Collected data
————
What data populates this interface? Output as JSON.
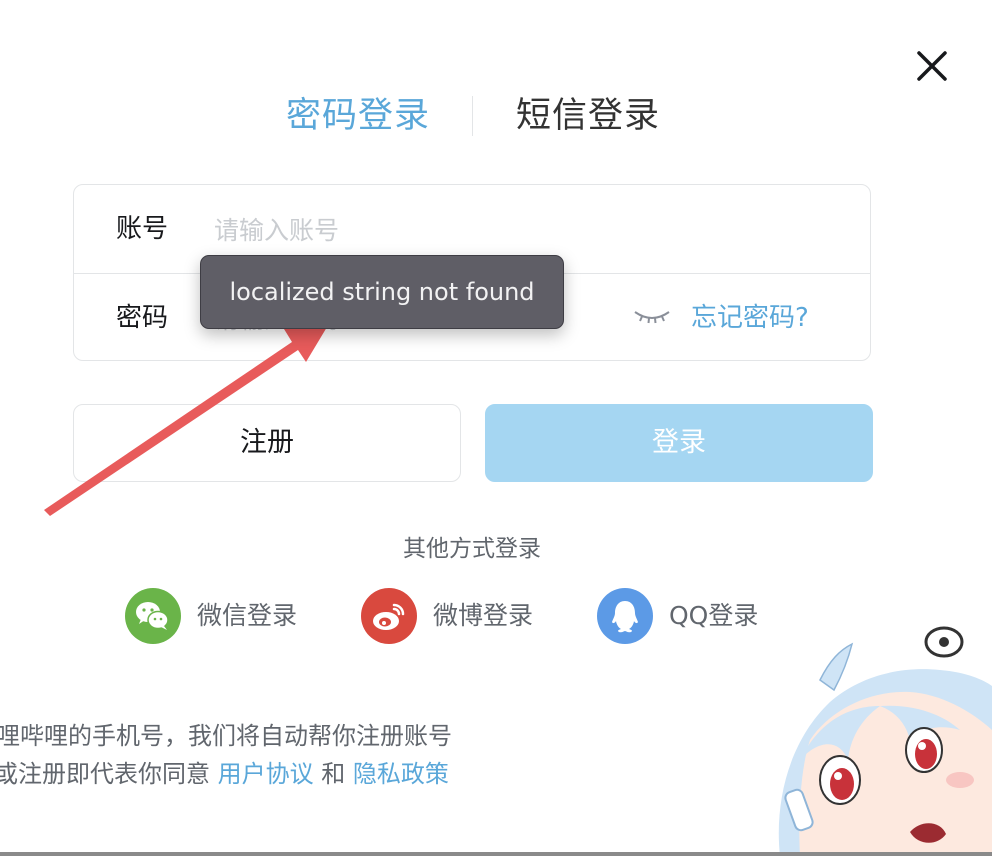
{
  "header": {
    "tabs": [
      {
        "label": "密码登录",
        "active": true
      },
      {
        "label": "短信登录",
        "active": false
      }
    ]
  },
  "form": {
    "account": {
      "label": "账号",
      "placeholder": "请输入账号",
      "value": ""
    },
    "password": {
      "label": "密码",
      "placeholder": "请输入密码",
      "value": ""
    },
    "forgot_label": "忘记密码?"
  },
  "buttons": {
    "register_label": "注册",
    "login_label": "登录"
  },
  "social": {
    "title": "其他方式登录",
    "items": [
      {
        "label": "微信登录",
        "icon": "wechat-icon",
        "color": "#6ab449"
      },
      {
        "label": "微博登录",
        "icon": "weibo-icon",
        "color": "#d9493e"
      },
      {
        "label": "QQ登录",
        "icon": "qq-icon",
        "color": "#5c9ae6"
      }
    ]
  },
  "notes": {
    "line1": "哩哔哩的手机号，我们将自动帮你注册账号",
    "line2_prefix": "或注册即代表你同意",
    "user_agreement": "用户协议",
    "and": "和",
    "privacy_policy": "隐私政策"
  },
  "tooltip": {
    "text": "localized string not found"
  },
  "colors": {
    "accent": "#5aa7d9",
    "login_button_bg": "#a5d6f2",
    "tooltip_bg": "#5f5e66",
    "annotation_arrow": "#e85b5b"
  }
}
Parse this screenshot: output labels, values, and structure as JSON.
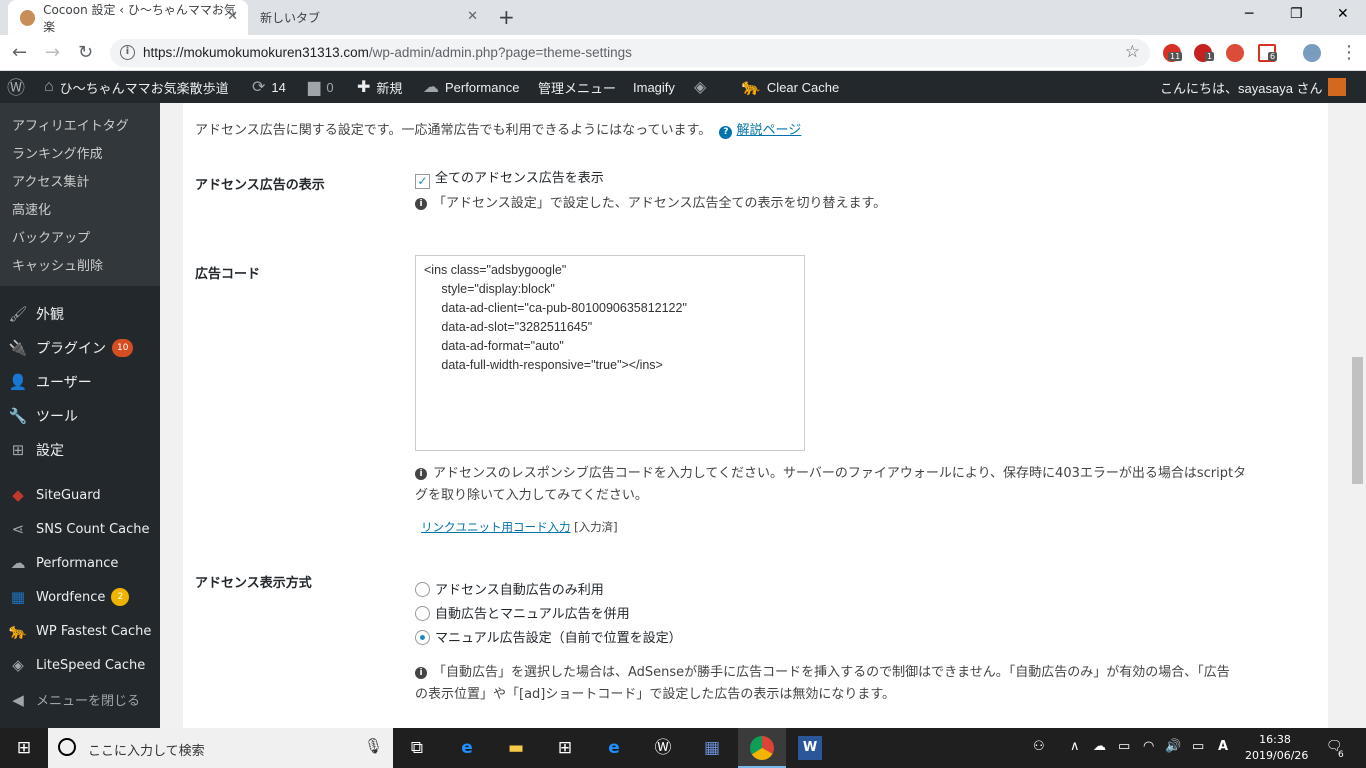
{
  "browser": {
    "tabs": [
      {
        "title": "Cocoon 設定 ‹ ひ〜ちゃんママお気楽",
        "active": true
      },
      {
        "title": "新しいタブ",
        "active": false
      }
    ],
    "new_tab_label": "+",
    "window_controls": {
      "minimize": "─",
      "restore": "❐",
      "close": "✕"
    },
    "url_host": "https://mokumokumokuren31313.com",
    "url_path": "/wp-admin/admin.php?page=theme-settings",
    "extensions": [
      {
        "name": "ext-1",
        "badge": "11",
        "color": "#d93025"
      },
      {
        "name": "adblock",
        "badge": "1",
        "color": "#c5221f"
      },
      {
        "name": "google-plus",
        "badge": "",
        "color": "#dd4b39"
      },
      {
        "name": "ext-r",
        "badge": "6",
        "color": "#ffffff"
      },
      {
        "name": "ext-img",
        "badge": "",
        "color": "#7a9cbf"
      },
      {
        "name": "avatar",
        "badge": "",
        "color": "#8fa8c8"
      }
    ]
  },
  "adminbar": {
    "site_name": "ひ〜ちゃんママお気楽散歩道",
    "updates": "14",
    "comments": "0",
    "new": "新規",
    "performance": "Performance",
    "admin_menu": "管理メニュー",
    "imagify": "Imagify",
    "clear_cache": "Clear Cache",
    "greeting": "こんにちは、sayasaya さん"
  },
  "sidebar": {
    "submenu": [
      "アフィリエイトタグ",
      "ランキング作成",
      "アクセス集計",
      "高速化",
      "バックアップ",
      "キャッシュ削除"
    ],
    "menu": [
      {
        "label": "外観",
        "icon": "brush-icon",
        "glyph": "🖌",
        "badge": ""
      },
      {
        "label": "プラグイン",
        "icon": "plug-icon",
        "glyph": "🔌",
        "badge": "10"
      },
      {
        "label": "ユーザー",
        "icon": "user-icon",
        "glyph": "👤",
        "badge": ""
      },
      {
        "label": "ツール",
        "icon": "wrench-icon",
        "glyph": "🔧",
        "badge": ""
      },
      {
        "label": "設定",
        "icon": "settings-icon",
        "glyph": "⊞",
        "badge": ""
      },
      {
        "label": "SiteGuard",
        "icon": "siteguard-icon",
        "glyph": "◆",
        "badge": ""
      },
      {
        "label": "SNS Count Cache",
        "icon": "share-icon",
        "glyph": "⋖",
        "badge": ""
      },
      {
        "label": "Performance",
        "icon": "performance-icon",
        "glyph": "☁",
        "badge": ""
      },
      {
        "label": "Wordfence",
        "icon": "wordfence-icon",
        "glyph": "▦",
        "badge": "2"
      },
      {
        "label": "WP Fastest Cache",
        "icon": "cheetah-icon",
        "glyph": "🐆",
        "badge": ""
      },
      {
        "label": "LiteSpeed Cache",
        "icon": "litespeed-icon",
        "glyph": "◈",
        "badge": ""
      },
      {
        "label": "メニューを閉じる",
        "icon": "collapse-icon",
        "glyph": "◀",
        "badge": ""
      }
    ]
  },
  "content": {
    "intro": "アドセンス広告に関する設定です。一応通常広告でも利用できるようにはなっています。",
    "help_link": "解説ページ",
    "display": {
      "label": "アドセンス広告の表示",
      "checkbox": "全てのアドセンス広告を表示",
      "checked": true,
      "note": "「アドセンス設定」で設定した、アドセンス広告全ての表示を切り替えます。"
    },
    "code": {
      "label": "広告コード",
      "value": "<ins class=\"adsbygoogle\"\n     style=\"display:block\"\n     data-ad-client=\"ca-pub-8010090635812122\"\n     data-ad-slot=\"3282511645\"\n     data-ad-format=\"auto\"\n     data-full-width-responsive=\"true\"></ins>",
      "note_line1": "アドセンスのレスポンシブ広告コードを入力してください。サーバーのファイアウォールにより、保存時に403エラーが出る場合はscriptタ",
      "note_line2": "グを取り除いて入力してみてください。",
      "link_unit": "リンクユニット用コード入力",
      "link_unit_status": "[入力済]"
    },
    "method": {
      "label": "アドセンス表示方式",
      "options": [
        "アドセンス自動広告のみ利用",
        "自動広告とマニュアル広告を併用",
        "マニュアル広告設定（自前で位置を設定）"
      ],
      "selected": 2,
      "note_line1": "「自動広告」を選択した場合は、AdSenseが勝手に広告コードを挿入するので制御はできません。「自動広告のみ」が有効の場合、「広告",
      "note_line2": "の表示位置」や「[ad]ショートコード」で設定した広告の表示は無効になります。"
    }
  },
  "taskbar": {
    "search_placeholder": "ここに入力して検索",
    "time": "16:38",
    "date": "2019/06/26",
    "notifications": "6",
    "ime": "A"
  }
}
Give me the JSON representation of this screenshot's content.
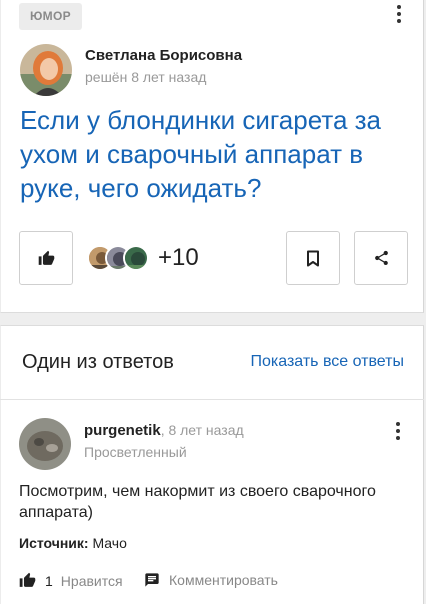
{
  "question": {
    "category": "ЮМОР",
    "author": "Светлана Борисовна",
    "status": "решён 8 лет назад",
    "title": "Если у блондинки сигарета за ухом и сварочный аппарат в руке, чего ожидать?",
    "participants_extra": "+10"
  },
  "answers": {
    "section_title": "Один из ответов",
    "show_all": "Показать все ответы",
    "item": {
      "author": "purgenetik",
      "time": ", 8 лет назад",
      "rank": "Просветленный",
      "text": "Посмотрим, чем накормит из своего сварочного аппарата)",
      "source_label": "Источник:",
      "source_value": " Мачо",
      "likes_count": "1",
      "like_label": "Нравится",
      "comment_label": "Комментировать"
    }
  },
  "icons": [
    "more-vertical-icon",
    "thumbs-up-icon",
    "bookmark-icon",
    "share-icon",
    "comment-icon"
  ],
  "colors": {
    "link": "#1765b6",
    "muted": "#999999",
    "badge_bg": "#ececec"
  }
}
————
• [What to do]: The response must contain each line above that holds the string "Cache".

• [Answer to this problem]:
    "clear_cache": "Clear Cache",
        "label": "SNS Count Cache",
        "label": "WP Fastest Cache",
        "label": "LiteSpeed Cache",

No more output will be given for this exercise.